• **WORK INSTRUCTION**:
Show all lines of the listing that contain the word "true".

• **SUPPLIED MATERIAL**:
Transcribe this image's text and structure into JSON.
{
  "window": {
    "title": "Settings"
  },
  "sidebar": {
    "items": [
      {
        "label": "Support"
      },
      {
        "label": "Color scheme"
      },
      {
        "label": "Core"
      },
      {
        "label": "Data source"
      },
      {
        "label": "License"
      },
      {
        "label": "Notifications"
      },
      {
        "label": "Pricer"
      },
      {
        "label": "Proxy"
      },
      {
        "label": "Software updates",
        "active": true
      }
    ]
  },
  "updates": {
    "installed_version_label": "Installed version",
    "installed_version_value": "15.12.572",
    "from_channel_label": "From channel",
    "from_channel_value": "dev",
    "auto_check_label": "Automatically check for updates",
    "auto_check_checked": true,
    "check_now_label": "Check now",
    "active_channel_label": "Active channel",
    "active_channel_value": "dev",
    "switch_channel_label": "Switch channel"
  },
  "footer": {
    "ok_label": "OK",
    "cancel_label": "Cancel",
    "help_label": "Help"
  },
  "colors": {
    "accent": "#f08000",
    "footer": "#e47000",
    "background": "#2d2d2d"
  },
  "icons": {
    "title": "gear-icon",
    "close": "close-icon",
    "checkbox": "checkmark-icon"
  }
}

• **EXERCISE SOLUTION**:
        "active": true
    "auto_check_checked": true,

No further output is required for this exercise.